Element data from apps and pages:
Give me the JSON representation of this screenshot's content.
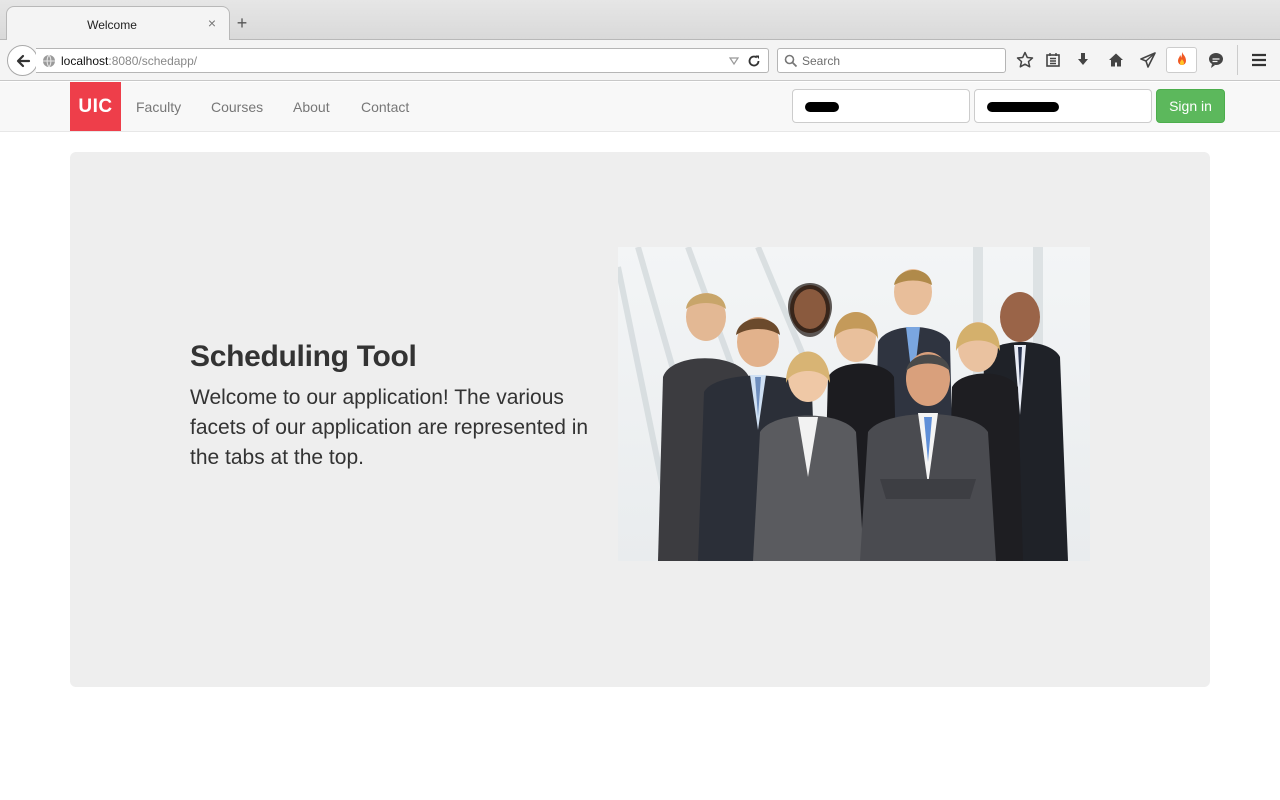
{
  "browser": {
    "tab_title": "Welcome",
    "tab_close": "×",
    "new_tab": "+",
    "url_host": "localhost",
    "url_rest": ":8080/schedapp/",
    "search_placeholder": "Search"
  },
  "site": {
    "brand": "UIC",
    "brand_color": "#ee3e4a",
    "nav": [
      "Faculty",
      "Courses",
      "About",
      "Contact"
    ],
    "signin_label": "Sign in",
    "signin_color": "#5cb85c"
  },
  "hero": {
    "title": "Scheduling Tool",
    "text": "Welcome to our application! The various facets of our application are represented in the tabs at the top."
  },
  "icons": [
    "back-arrow-icon",
    "globe-icon",
    "dropdown-icon",
    "reload-icon",
    "search-icon",
    "star-icon",
    "reading-list-icon",
    "download-icon",
    "home-icon",
    "send-icon",
    "fire-extension-icon",
    "chat-icon",
    "menu-icon"
  ]
}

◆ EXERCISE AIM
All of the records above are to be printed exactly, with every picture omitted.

◆ OUTPUT OF THE EXERCISE
Give me the JSON representation of this screenshot's content.
{
  "browser": {
    "tab_title": "Welcome",
    "tab_close": "×",
    "new_tab": "+",
    "url_host": "localhost",
    "url_rest": ":8080/schedapp/",
    "search_placeholder": "Search"
  },
  "site": {
    "brand": "UIC",
    "brand_color": "#ee3e4a",
    "nav": [
      "Faculty",
      "Courses",
      "About",
      "Contact"
    ],
    "signin_label": "Sign in",
    "signin_color": "#5cb85c"
  },
  "hero": {
    "title": "Scheduling Tool",
    "text": "Welcome to our application! The various facets of our application are represented in the tabs at the top."
  },
  "icons": [
    "back-arrow-icon",
    "globe-icon",
    "dropdown-icon",
    "reload-icon",
    "search-icon",
    "star-icon",
    "reading-list-icon",
    "download-icon",
    "home-icon",
    "send-icon",
    "fire-extension-icon",
    "chat-icon",
    "menu-icon"
  ]
}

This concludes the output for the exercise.